This exercise asks for the whole listing to be restated exactly.

--*--

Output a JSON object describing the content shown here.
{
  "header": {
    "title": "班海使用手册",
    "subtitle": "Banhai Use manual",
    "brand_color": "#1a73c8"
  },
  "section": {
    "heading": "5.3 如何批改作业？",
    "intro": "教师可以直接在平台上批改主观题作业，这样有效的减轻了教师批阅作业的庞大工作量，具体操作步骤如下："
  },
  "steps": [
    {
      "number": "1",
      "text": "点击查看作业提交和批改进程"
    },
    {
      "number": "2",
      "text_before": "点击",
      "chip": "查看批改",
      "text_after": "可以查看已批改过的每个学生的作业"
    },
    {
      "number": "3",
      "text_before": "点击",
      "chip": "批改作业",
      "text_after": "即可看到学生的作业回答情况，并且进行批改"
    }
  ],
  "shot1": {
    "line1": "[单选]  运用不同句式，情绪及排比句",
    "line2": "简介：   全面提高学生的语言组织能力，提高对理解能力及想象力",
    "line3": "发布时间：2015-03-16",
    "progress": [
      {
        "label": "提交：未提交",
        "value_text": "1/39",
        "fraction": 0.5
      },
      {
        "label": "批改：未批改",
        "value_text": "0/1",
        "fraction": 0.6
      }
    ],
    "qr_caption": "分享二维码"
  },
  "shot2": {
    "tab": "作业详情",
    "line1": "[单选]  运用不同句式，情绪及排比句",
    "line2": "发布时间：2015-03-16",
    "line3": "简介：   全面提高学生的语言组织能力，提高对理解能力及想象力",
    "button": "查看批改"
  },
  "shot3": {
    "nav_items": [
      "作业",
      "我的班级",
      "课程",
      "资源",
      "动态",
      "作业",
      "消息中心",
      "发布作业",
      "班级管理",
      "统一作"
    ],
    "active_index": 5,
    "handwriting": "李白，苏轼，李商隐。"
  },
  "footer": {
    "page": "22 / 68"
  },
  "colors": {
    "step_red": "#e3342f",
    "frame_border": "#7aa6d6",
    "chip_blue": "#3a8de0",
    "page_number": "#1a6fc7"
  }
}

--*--

■ Response below ■
Output a JSON object describing the content shown here.
{
  "header": {
    "title": "班海使用手册",
    "subtitle": "Banhai Use manual",
    "brand_color": "#1a73c8"
  },
  "section": {
    "heading": "5.3 如何批改作业？",
    "intro": "教师可以直接在平台上批改主观题作业，这样有效的减轻了教师批阅作业的庞大工作量，具体操作步骤如下："
  },
  "steps": [
    {
      "number": "1",
      "text": "点击查看作业提交和批改进程"
    },
    {
      "number": "2",
      "text_before": "点击",
      "chip": "查看批改",
      "text_after": "可以查看已批改过的每个学生的作业"
    },
    {
      "number": "3",
      "text_before": "点击",
      "chip": "批改作业",
      "text_after": "即可看到学生的作业回答情况，并且进行批改"
    }
  ],
  "shot1": {
    "line1": "[单选]  运用不同句式，情绪及排比句",
    "line2": "简介：   全面提高学生的语言组织能力，提高对理解能力及想象力",
    "line3": "发布时间：2015-03-16",
    "progress": [
      {
        "label": "提交：未提交",
        "value_text": "1/39",
        "fraction": 0.5
      },
      {
        "label": "批改：未批改",
        "value_text": "0/1",
        "fraction": 0.6
      }
    ],
    "qr_caption": "分享二维码"
  },
  "shot2": {
    "tab": "作业详情",
    "line1": "[单选]  运用不同句式，情绪及排比句",
    "line2": "发布时间：2015-03-16",
    "line3": "简介：   全面提高学生的语言组织能力，提高对理解能力及想象力",
    "button": "查看批改"
  },
  "shot3": {
    "nav_items": [
      "作业",
      "我的班级",
      "课程",
      "资源",
      "动态",
      "作业",
      "消息中心",
      "发布作业",
      "班级管理",
      "统一作"
    ],
    "active_index": 5,
    "handwriting": "李白，苏轼，李商隐。"
  },
  "footer": {
    "page": "22 / 68"
  },
  "colors": {
    "step_red": "#e3342f",
    "frame_border": "#7aa6d6",
    "chip_blue": "#3a8de0",
    "page_number": "#1a6fc7"
  }
}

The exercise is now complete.